(Page and application data records)
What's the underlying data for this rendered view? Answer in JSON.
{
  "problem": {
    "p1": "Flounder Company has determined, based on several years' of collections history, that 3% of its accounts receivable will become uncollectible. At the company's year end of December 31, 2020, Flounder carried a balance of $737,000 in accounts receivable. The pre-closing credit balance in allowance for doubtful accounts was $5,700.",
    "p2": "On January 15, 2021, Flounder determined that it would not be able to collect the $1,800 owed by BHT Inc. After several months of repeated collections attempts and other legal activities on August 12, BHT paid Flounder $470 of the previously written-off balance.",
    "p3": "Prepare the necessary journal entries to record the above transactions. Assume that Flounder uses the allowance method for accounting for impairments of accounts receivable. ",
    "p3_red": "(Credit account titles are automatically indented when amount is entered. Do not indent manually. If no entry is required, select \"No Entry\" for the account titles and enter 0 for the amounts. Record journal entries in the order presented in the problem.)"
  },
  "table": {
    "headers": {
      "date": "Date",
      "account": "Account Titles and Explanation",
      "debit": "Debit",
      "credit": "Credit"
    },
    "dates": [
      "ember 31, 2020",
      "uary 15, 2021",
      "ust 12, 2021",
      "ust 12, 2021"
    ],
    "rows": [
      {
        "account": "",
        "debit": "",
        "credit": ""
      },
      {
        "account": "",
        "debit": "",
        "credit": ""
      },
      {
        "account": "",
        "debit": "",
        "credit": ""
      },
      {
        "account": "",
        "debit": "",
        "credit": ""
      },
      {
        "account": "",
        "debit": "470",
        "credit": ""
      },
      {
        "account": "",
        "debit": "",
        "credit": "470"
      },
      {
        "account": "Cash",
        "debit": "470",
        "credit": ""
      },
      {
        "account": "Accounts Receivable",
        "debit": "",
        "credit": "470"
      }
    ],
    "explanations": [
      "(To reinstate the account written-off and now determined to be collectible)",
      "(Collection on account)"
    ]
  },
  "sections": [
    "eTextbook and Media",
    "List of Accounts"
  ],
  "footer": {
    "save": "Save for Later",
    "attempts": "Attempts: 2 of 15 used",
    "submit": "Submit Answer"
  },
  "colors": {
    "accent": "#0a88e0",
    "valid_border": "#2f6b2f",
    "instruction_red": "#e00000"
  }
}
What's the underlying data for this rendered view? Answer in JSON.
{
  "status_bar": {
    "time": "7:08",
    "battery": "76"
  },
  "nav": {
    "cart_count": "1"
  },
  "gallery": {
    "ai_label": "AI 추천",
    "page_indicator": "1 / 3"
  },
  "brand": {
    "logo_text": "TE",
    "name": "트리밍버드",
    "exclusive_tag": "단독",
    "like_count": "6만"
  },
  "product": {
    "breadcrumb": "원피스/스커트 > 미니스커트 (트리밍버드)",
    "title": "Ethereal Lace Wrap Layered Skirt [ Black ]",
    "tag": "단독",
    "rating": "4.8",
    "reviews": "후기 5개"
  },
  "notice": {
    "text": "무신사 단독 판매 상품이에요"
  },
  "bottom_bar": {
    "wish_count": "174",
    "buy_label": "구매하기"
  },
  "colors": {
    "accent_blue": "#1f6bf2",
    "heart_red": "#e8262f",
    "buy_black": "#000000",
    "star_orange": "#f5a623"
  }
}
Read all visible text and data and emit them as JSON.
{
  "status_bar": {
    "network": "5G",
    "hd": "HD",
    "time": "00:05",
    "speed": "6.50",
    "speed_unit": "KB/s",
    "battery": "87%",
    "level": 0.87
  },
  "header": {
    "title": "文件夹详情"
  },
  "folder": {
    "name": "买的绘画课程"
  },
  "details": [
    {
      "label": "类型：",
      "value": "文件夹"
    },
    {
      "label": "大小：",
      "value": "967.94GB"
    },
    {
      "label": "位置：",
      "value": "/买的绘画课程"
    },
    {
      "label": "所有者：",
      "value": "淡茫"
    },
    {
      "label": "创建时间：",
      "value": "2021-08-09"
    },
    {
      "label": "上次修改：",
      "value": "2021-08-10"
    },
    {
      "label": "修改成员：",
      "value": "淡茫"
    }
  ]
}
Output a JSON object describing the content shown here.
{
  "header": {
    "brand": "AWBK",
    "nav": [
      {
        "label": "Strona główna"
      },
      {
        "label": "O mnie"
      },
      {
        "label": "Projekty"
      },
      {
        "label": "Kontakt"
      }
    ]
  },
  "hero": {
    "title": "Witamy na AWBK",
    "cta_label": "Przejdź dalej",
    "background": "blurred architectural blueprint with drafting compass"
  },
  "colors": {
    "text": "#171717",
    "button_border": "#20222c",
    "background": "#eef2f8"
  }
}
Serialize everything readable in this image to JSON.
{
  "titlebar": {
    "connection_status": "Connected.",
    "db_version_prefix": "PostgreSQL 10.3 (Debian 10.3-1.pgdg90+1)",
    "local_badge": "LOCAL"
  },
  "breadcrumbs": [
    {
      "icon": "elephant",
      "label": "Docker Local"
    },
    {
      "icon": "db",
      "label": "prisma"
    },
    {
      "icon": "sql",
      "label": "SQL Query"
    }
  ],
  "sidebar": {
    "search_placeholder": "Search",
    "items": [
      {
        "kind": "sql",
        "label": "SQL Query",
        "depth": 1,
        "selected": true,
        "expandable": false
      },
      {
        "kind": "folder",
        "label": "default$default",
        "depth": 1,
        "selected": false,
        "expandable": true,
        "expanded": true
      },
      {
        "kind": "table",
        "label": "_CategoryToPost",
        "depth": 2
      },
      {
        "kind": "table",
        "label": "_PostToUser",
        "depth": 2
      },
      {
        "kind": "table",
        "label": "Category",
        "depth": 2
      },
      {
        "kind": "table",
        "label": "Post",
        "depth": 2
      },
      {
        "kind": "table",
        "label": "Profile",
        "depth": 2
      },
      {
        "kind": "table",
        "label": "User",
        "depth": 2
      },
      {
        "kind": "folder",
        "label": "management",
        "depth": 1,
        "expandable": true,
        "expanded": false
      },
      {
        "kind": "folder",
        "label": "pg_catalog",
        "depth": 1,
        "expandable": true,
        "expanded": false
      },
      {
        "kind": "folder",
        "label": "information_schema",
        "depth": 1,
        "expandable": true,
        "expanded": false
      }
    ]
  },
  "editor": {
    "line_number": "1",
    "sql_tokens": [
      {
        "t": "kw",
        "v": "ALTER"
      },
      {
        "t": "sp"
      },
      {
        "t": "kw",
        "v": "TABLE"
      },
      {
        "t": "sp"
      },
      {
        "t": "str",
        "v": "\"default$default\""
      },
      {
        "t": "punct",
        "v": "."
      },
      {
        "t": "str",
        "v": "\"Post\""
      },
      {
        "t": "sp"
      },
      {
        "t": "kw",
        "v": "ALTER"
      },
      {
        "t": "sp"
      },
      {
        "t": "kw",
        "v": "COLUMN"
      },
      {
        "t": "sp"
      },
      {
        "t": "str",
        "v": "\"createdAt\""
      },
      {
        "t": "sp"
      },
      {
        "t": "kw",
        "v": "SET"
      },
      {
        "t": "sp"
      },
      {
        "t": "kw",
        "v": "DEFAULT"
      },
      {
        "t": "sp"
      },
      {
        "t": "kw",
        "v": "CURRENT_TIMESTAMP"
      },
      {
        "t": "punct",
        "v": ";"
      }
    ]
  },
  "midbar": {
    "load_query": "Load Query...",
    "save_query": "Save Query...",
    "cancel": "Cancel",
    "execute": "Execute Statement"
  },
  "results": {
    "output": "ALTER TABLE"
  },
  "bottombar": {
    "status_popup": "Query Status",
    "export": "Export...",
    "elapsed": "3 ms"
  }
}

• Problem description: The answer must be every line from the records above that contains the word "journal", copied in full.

• Reply:
    "p3": "Prepare the necessary journal entries to record the above transactions. Assume that Flounder uses the allowance method for accounting for impairments of accounts receivable. ",
    "p3_red": "(Credit account titles are automatically indented when amount is entered. Do not indent manually. If no entry is required, select \"No Entry\" for the account titles and enter 0 for the amounts. Record journal entries in the order presented in the problem.)"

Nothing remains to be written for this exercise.